This tactic, like the confident attitude, would be useful for a social engineer trying to gain illegal entry into a secure facility or office building. (Read how another social engineer breached building security with a box of cookies in Anatomy of a Hack.) However, Brushwood noted that the time delay between giving the gift and asking for a favor is also important.
"If you give a gift and then immediately ask for a favor, the odds are that somebody might perceive it as a bribe. If they perceive as a bribe, they react uncomfortably."
Instead, a skilled con artist might give something to a gatekeeping employee early in the day and then come back later, claiming to need access due to a mix up, such as an item left behind after a meeting.
"Chances are they will let you by as reciprocation for how you treated them earlier," said Brushwood.

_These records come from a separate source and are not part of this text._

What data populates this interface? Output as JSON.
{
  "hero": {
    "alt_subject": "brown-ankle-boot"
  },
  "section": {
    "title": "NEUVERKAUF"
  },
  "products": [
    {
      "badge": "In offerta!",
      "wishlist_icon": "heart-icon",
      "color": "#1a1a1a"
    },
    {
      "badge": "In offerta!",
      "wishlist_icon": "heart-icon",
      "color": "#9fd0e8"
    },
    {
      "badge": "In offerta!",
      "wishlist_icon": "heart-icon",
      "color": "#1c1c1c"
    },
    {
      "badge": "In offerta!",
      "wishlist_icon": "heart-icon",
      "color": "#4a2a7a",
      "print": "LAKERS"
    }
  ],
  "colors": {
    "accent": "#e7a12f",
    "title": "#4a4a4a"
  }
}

Takeaway: Advise employees to be skeptical of anyone who tries to give them something. Depending on how big the stakes are, an experienced criminal may even spend weeks laying the ground work to form a reciprocal relationship with staff that can result in access to sensitive or secure areas.
3. They use humor

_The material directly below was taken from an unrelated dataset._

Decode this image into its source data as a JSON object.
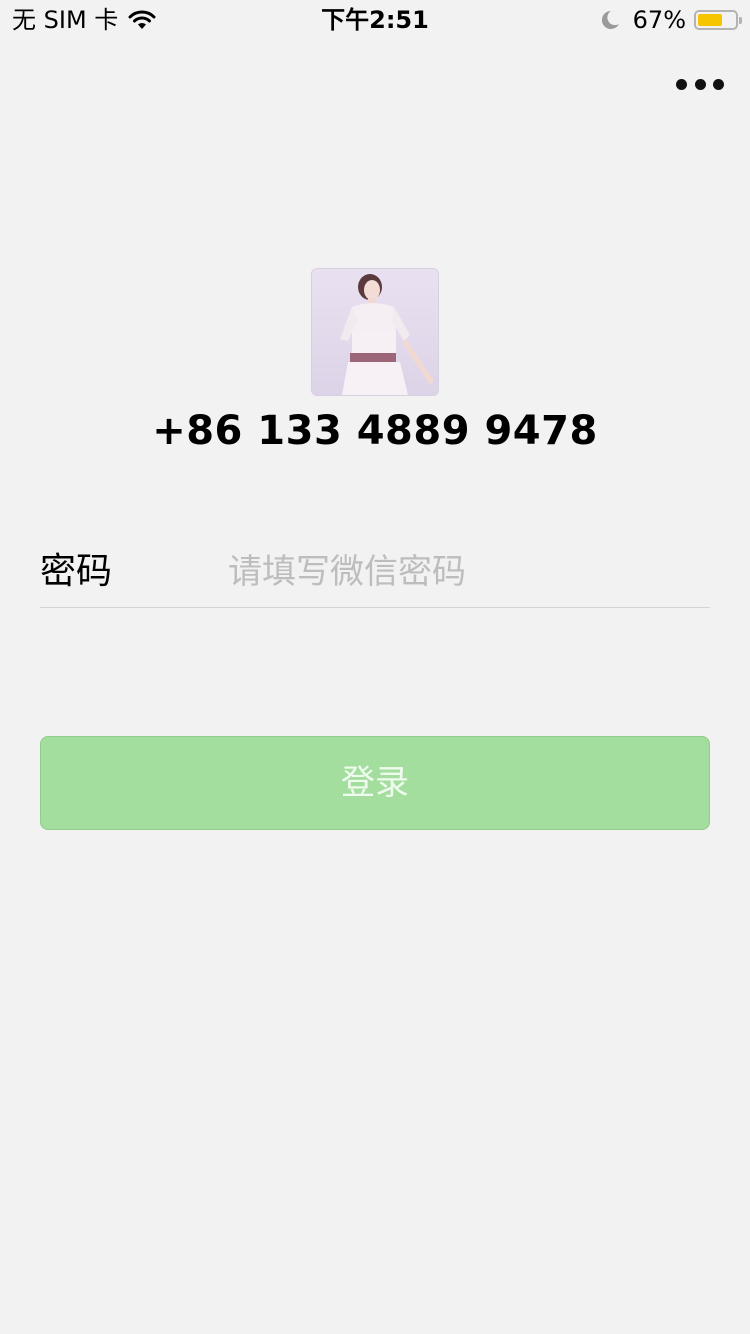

People generally enjoy the company of those who have a good sense of humor. The social engineer knows this all too well and uses it to gain information, get past a gatekeeper, or even just to get out of trouble. Brushwood refers to it as the 'liking' fixed action pattern.
"People who we like, or think we like, we are much more likely to grant a favor to because we feel a familiarity to them," he said.

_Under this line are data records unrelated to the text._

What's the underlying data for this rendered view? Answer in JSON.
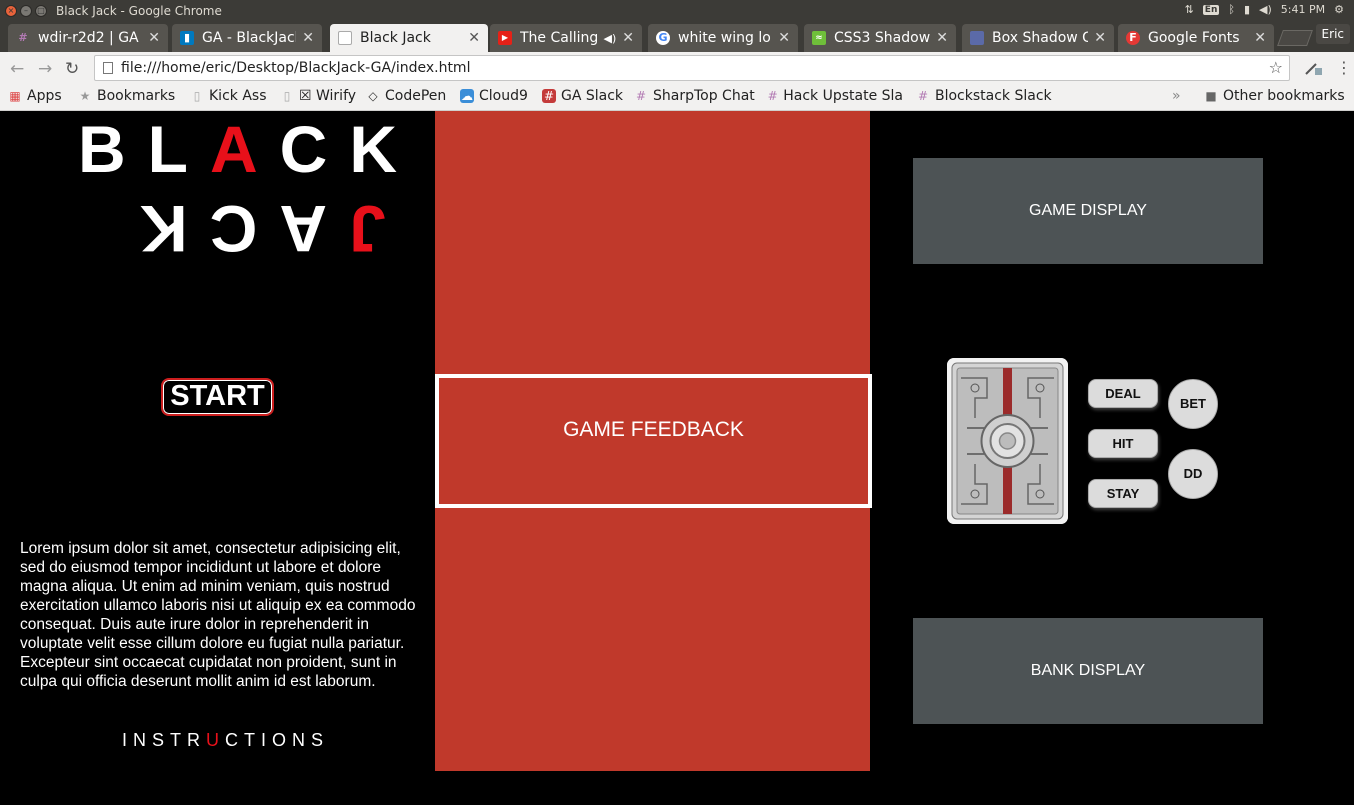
{
  "os": {
    "window_title": "Black Jack - Google Chrome",
    "lang": "En",
    "time": "5:41 PM",
    "user": "Eric"
  },
  "tabs": [
    {
      "title": "wdir-r2d2 | GA",
      "icon": "slack-hash-icon",
      "color": "#7c3a7d"
    },
    {
      "title": "GA - BlackJack",
      "icon": "trello-icon",
      "color": "#0079bf"
    },
    {
      "title": "Black Jack",
      "icon": "page-icon",
      "color": "#9e9e9e"
    },
    {
      "title": "The Calling",
      "icon": "youtube-icon",
      "color": "#e62117"
    },
    {
      "title": "white wing lo",
      "icon": "google-icon",
      "color": "#4285f4"
    },
    {
      "title": "CSS3 Shadow",
      "icon": "css3-shadow-icon",
      "color": "#6fbf3a"
    },
    {
      "title": "Box Shadow G",
      "icon": "box-shadow-icon",
      "color": "#5b6aa8"
    },
    {
      "title": "Google Fonts",
      "icon": "google-fonts-icon",
      "color": "#e53935"
    }
  ],
  "address": {
    "url": "file:///home/eric/Desktop/BlackJack-GA/index.html"
  },
  "bookmarks": {
    "apps": "Apps",
    "items": [
      "Bookmarks",
      "Kick Ass",
      "☒ Wirify",
      "CodePen",
      "Cloud9",
      "GA Slack",
      "SharpTop Chat",
      "Hack Upstate Sla",
      "Blockstack Slack"
    ],
    "other": "Other bookmarks"
  },
  "game": {
    "logo_top": "BLACK",
    "logo_bottom": "JACK",
    "start_label": "START",
    "lorem": "Lorem ipsum dolor sit amet, consectetur adipisicing elit, sed do eiusmod tempor incididunt ut labore et dolore magna aliqua. Ut enim ad minim veniam, quis nostrud exercitation ullamco laboris nisi ut aliquip ex ea commodo consequat. Duis aute irure dolor in reprehenderit in voluptate velit esse cillum dolore eu fugiat nulla pariatur. Excepteur sint occaecat cupidatat non proident, sunt in culpa qui officia deserunt mollit anim id est laborum.",
    "instructions": "INSTRUCTIONS",
    "game_feedback": "GAME FEEDBACK",
    "game_display": "GAME DISPLAY",
    "bank_display": "BANK DISPLAY",
    "buttons": {
      "deal": "DEAL",
      "hit": "HIT",
      "stay": "STAY",
      "bet": "BET",
      "dd": "DD"
    },
    "colors": {
      "accent_red": "#e8101a",
      "center_column": "#c0392b",
      "display_panel": "#4d5355"
    }
  }
}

Brushwood has used humor to get out of speeding tickets many times. His trick is to show a funny license picture and then even finds a way to hand the officer a Monopoly "Get out of Jail Free" card as part of his side-of-the-road shtick.
"Police deal all day with the boo-hoo stories," he said. "But my approach is to be upbeat. To give them the impression that I am not worried and would rather hang out and make them laugh."
Brushwood estimates he gets out of speeding tickets 80 to 90 percent of the time with this tactic.
Takeaway: In a breach or criminal scenario, the social engineer might try and chat with an employee to get information out of him. One good example is the fake IT call, where the caller asks for an employee's password. It is much more likely that sensitive information will be volunteered if the conversation is fun, and puts the employee at ease.
4. They make a request and offer a reason
Brushwood was recently inspired by the results of a recent Harvard study, also included in Cialdini's 'Influence,' which found people are likely to concede to a request if the word 'because' is used when asking. The study looked at groups of people waiting to use a copy machine in a library and how they responded when someone approached and asked to cut in line.
In the first group, the person would say: "Excuse me, I have five pages. May I use the Xerox machine because I'm in a rush?" In that group, 94 percent said yes and allowed the person to skip ahead in line. In another group, the line-cutter asked: "Excuse me, I have five pages. May I use the Xerox machine?" However, only 60 percent said yes to the person looking to cut. In a third group, the question was: "Excuse me, I have five pages. May I use the Xerox machine because I need to make copies?" Even though the reason was seemingly ridiculous, 93 percent still said yes to the line-cutter.
"Turns out magic word is because," said Brushwood. "It didn't matter what she said next. Just like if you see someone marching around like they own the place, it's safe to assume they belong there. Likewise, if someone says 'because' people assume they have some legitimate reason."
Brushwood points out that the fixed action pattern at work in this scenario is the simply the perception of a reason. Even if the reason given is nonsense, hearing the word 'because' prompts people to respond favorably.
Takeaway: It's important to slow down and look and listen to what is happening and what is being said in a work environment. During a hectic day, it may seem easier to wave someone by, or give up information when it is requested. But awareness and presence of mind are paramount to prevent a criminal from taking advantage of you.
This story, "Mind Games: How Social Engineers Win Your Confidence" was originally published by CSO.